This is a classic, epic, action, period war film. It tells the tale of William Wallace (Mel Gibson) a Scottish man who leads a revolt against the oppressive English. It’s a tale of love and vengeance. It’s a tale about class, the peasants and the noble ruling class. It’s a bloody action movie with swords, axes, blood and mud.
Gibson is at his peak as Wallace, the role giving him heaps to do, from playing the lover, the warrior, the conqueror, but it’s the role of director that saw him most honoured; he won the best director Oscar for this film.
This truly is an epic film and a must watch, regardless of how you feel about Gibson these days (the note at the bottom of Ender’s Game still applies).
Jurassic Park (1993)
Director: Steven Spielberg
Another 90s classic rewatch and/or preparation for the reboot/new sequel. While I’m not super excited for Jurassic World, I’m more than interested enough to use it as an excuse to rewatch the first trilogy.
Jurassic Park, for those that haven’t seen it, is about a island with a giant theme park that features cloned dinosaurs as its main attraction. Three scientists (the dashing Sam Neill, the lovely Laura Dern and the snappy Jeff Goldblum) tour the park to ensure it’s safety — naturally, everything starts to go wrong.

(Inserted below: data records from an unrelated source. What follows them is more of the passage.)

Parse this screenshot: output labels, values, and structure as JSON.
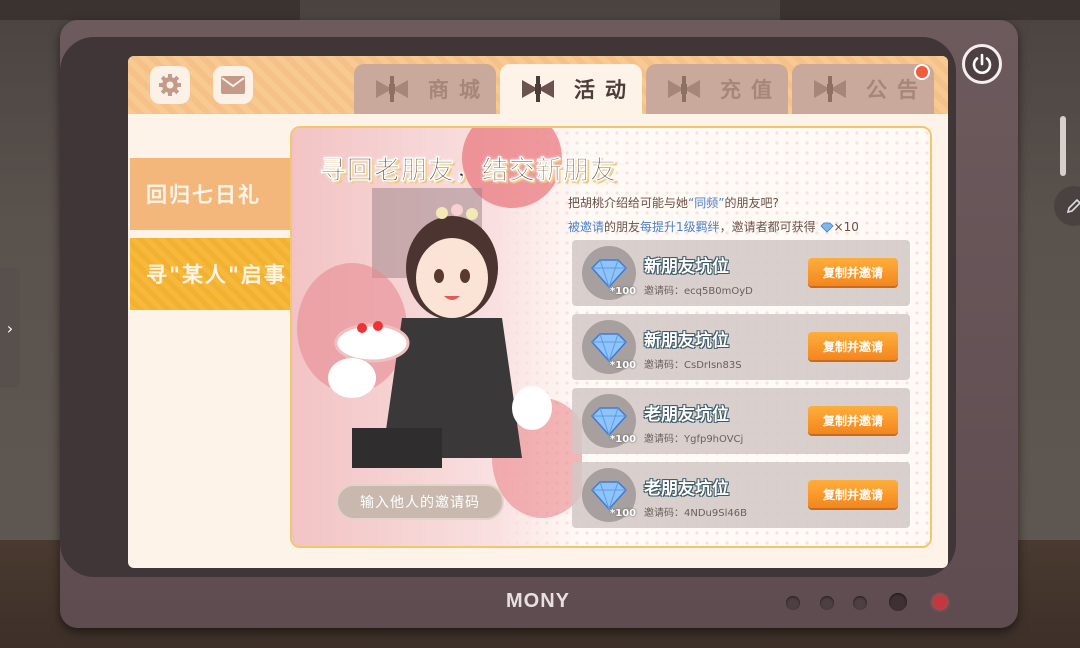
{
  "tv": {
    "brand": "MONY"
  },
  "topbar": {
    "icons": [
      "gear-icon",
      "mail-icon"
    ],
    "tabs": [
      {
        "label": "商城",
        "active": false
      },
      {
        "label": "活动",
        "active": true
      },
      {
        "label": "充值",
        "active": false
      },
      {
        "label": "公告",
        "active": false,
        "has_notification": true
      }
    ]
  },
  "menu": {
    "items": [
      {
        "label": "回归七日礼",
        "selected": false
      },
      {
        "label": "寻\"某人\"启事",
        "selected": true
      }
    ]
  },
  "panel": {
    "title": "寻回老朋友，结交新朋友",
    "desc1_pre": "把胡桃介绍给可能与她",
    "desc1_hl": "“同频”",
    "desc1_post": "的朋友吧?",
    "desc2_hl1": "被邀请",
    "desc2_mid": "的朋友",
    "desc2_hl2": "每提升1级羁绊",
    "desc2_post": "，邀请者都可获得",
    "desc2_reward": "×10",
    "input_placeholder": "输入他人的邀请码",
    "slots": [
      {
        "title": "新朋友坑位",
        "code_label": "邀请码：",
        "code": "ecq5B0mOyD",
        "reward": "*100",
        "button": "复制并邀请"
      },
      {
        "title": "新朋友坑位",
        "code_label": "邀请码：",
        "code": "CsDrIsn83S",
        "reward": "*100",
        "button": "复制并邀请"
      },
      {
        "title": "老朋友坑位",
        "code_label": "邀请码：",
        "code": "Ygfp9hOVCj",
        "reward": "*100",
        "button": "复制并邀请"
      },
      {
        "title": "老朋友坑位",
        "code_label": "邀请码：",
        "code": "4NDu9Sl46B",
        "reward": "*100",
        "button": "复制并邀请"
      }
    ]
  },
  "colors": {
    "accent_orange": "#f3861f",
    "menu_selected": "#f6b93b",
    "highlight_blue": "#4a7fcc"
  }
}
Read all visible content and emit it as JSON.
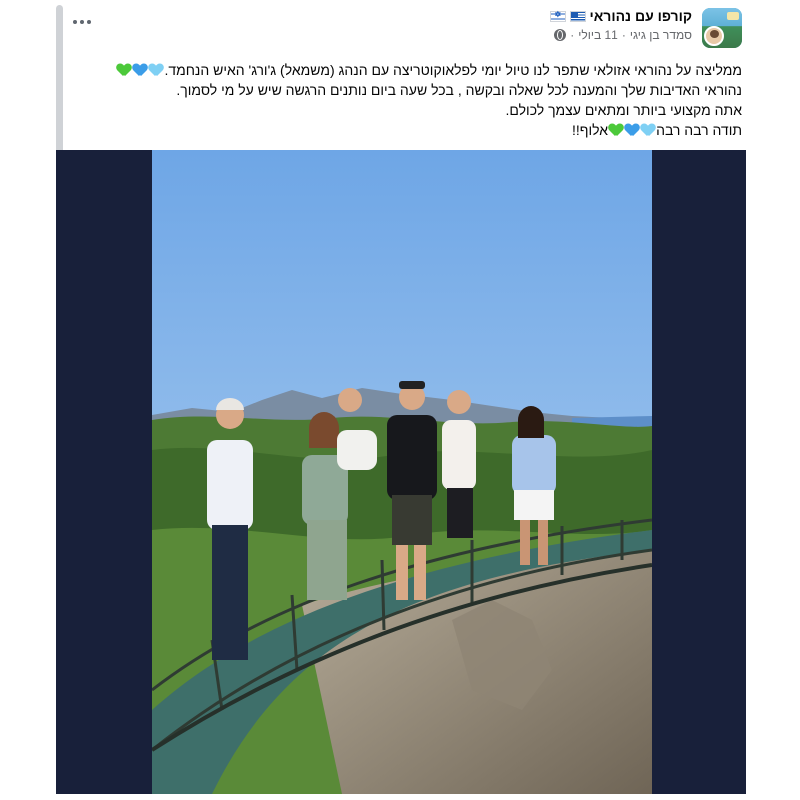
{
  "post": {
    "page_name": "קורפו עם נהוראי",
    "author": "סמדר בן גיגי",
    "date": "11 ביולי",
    "separator": "·",
    "more_label": "...",
    "lines": [
      "ממליצה על נהוראי אזולאי שתפר לנו טיול יומי לפלאוקוטריצה עם הנהג (משמאל) ג'ורג' האיש הנחמד.",
      "נהוראי האדיבות שלך והמענה לכל שאלה ובקשה , בכל שעה ביום נותנים הרגשה שיש על מי לסמוך.",
      "אתה מקצועי ביותר ומתאים עצמך לכולם.",
      "תודה רבה רבה"
    ],
    "last_line_tail": "אלוף!!"
  },
  "colors": {
    "photo_frame": "#18203a",
    "meta_text": "#65676b",
    "heart_green": "#4cc93a",
    "heart_blue": "#3b9de8",
    "heart_light_blue": "#7fd0f4"
  },
  "icons": {
    "globe": "globe-icon",
    "more": "more-options-icon",
    "flag_israel": "israel-flag-icon",
    "flag_greece": "greece-flag-icon"
  }
}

It bears all the hallmarks of a big Spielberg blockbuster: Some action, a little romance, special effects and an interesting world, all in a family friendly package ready in time for the holidays.
Despite it’s sequels getting progressively worse, I’m looking forward to watching this series in the coming weeks.
I watched some great films this week, but the title of Film of the Week is going to one that I hadn’t seen before and was a really fun experience. However, it really could have easily gone to about four of this week’s films.
Next week might be the start of the theme weeks. The only way for you to know is to wait and see. You’ll love it!
Film of the week: The Goonies
Movies watched this week: 6
Did Not Finish (DNF) this week: 0
Time spent this week: 12:49:00
Total movies watched: 79/400
Total DNF: 2
Total time: 150:29:32
(So it turns out that last week, my total film count was out. I actually forgot about Calvary when I wrote the blog. When I added it in later, I forgot to update the totals. Silly me.)